Our recent Poll asked readers who is their favourite golf analyst on TV. The winner by a hefty margin was Judy Rankin, who sadly is hanging up her microphone after this season. She recently completed her last Chevron Championship (formerly Dinah Shore event) at Mission Hills in Rancho Mirage, California. The tournament moves on to Houston next year with a new date, new sponsor, new host course and presumably a new lead analyst. With all those changes, I’m not sure it should still be a major. Nonetheless, Rankin won’t be part of it and that’s another loss for the event and golf fans everywhere. Judy was a quiet presence on the LPGA broadcasts, but no one was more respected or more knowledgeable. She said what she had to say with a minimum of fuss or hyperbole and knew when to stop talking. Would that her male counterparts on PGA Tour TV learn from her example.
More Canadian Majors?
Recently the LPGA Hall of Fame adjusted its criteria for membership, which allowed Lorena Ochoa to be inducted along with eight additional Founding Members. Whenever a Hall of Fame adds new members, people always ask, “Who’s next?” On the LPGA, Jane Blalock’s name often gets mentioned and then quickly dismissed as not being eligible.

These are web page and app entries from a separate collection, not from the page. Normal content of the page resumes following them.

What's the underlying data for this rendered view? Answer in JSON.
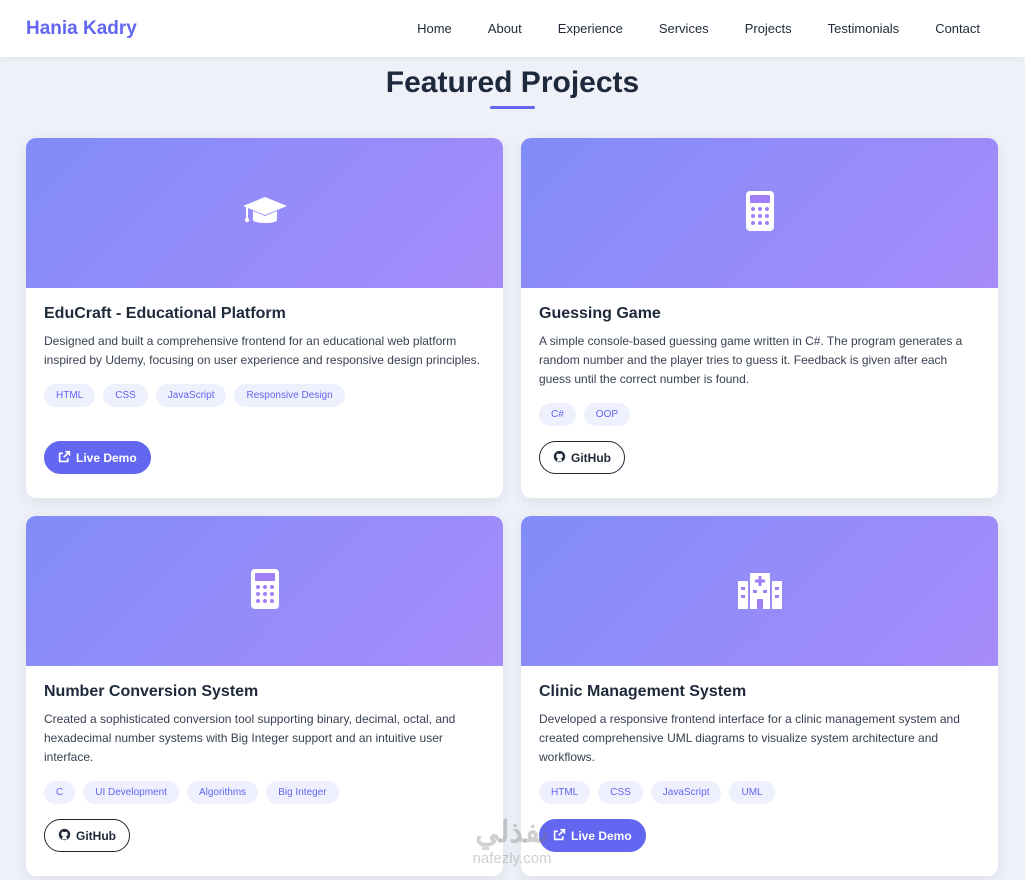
{
  "nav": {
    "brand": "Hania Kadry",
    "links": [
      "Home",
      "About",
      "Experience",
      "Services",
      "Projects",
      "Testimonials",
      "Contact"
    ]
  },
  "section": {
    "title": "Featured Projects"
  },
  "colors": {
    "accent": "#6366f1",
    "banner_start": "#818cf8",
    "banner_end": "#a78bfa",
    "background": "#eef1f8"
  },
  "projects": [
    {
      "icon": "graduation-cap-icon",
      "title": "EduCraft - Educational Platform",
      "description": "Designed and built a comprehensive frontend for an educational web platform inspired by Udemy, focusing on user experience and responsive design principles.",
      "tags": [
        "HTML",
        "CSS",
        "JavaScript",
        "Responsive Design"
      ],
      "button": {
        "type": "demo",
        "label": "Live Demo",
        "icon": "external-link-icon"
      }
    },
    {
      "icon": "calculator-icon",
      "title": "Guessing Game",
      "description": "A simple console-based guessing game written in C#. The program generates a random number and the player tries to guess it. Feedback is given after each guess until the correct number is found.",
      "tags": [
        "C#",
        "OOP"
      ],
      "button": {
        "type": "github",
        "label": "GitHub",
        "icon": "github-icon"
      }
    },
    {
      "icon": "calculator-icon",
      "title": "Number Conversion System",
      "description": "Created a sophisticated conversion tool supporting binary, decimal, octal, and hexadecimal number systems with Big Integer support and an intuitive user interface.",
      "tags": [
        "C",
        "UI Development",
        "Algorithms",
        "Big Integer"
      ],
      "button": {
        "type": "github",
        "label": "GitHub",
        "icon": "github-icon"
      }
    },
    {
      "icon": "hospital-icon",
      "title": "Clinic Management System",
      "description": "Developed a responsive frontend interface for a clinic management system and created comprehensive UML diagrams to visualize system architecture and workflows.",
      "tags": [
        "HTML",
        "CSS",
        "JavaScript",
        "UML"
      ],
      "button": {
        "type": "demo",
        "label": "Live Demo",
        "icon": "external-link-icon"
      }
    }
  ],
  "watermark": {
    "logo": "نفذلي",
    "text": "nafezly.com"
  }
}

Blalock was one of the most celebrated players of her time and had 27 wins on Tour in the 70’s and 80’s, the exact number required to gain entry to the Hall of Fame. However, the missing ingredient to make her eligible is a major victory which she never achieved. Oddly though, she did win the Colgate Dinah Shore event in 1972 before it was designated a major. You might say tough cookies but there are a lot of people who feel that the LPGA should retroactively recognize winners of the event from 1972-1982 as major winners. There is some precedent for this sort of thing too as the PGA Tour didn’t recognize the Open Championship as an official Tour win until 1995 and then retroactively made the change. If this were to happen to the Chevron Championship, Blalock would qualify for the LPGA Hall of Fame. And Canadian Sandra Post, who won the event in 1978 and 1979, would have two more majors for a total of three. Wouldn’t that be cool?
Enjoy the Masters!